== RECORDED INFORMATION ==
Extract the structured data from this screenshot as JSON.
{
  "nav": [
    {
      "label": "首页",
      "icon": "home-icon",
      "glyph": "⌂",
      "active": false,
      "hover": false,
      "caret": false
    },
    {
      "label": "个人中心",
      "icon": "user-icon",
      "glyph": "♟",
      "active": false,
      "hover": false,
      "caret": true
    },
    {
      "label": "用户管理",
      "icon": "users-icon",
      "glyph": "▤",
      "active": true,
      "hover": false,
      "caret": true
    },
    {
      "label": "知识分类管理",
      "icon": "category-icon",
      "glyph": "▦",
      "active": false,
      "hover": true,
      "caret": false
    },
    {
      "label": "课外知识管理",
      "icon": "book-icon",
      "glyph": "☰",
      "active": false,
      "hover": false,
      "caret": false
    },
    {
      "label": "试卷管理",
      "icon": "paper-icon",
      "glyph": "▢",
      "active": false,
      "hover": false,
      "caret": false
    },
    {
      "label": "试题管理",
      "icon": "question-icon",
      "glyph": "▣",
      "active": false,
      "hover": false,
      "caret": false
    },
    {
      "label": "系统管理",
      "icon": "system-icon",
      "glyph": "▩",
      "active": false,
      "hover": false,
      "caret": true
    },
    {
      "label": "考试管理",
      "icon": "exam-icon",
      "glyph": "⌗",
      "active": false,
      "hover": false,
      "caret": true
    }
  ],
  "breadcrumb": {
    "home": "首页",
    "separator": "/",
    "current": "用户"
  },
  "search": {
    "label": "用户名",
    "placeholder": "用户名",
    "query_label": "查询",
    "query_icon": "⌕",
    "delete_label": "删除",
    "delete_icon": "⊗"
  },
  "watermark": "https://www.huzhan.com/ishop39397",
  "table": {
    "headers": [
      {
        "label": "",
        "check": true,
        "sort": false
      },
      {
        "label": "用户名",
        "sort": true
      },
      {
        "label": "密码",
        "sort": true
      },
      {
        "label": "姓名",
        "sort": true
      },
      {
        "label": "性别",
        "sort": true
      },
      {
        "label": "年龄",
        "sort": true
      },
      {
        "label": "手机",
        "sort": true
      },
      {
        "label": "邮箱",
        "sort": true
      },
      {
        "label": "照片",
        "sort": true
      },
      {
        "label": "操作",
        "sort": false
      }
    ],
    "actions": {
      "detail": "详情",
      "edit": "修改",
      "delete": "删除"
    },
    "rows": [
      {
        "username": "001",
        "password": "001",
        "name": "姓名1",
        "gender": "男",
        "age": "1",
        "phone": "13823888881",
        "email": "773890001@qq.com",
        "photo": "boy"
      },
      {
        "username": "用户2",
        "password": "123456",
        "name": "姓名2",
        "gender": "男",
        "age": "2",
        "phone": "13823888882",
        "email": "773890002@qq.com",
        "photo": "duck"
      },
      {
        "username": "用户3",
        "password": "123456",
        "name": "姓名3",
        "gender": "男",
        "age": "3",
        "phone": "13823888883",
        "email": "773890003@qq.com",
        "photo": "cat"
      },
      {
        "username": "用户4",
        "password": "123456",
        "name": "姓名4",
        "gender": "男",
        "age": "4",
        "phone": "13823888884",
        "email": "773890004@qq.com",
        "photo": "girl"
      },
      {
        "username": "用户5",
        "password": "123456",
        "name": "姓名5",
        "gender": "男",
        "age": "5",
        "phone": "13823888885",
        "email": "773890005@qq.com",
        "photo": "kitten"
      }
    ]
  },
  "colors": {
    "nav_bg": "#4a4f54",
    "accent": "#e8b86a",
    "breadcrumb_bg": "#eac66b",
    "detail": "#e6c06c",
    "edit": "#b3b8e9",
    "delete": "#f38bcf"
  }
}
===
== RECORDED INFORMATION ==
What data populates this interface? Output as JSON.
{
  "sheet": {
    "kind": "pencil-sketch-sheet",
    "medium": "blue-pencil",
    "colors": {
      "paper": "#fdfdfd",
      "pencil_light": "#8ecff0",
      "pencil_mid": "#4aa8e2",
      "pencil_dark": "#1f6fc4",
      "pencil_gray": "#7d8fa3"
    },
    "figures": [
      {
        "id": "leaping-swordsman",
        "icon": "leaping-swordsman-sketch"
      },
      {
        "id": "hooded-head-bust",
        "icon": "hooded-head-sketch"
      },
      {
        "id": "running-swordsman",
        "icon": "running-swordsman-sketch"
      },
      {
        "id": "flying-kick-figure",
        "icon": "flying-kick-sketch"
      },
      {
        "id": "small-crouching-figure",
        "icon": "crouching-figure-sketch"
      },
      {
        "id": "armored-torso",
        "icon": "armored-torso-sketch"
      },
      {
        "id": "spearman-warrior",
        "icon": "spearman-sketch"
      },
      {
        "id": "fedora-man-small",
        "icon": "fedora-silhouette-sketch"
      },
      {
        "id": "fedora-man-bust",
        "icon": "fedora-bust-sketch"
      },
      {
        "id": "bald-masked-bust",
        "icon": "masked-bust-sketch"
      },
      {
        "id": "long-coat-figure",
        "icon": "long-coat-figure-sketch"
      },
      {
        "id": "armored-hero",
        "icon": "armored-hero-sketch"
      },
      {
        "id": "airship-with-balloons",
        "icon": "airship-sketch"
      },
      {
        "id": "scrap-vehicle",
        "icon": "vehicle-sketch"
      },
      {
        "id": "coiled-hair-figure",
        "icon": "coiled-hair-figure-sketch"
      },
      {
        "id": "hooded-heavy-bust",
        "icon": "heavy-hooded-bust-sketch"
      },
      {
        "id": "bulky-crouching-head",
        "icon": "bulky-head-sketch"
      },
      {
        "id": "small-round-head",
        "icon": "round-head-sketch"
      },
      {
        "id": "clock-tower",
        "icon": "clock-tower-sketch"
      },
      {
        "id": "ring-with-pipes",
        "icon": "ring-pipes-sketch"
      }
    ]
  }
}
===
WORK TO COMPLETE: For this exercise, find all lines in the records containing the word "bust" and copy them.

TASK RESPONSE:
        "id": "hooded-head-bust",
        "id": "fedora-man-bust",
        "icon": "fedora-bust-sketch"
        "id": "bald-masked-bust",
        "icon": "masked-bust-sketch"
        "id": "hooded-heavy-bust",
        "icon": "heavy-hooded-bust-sketch"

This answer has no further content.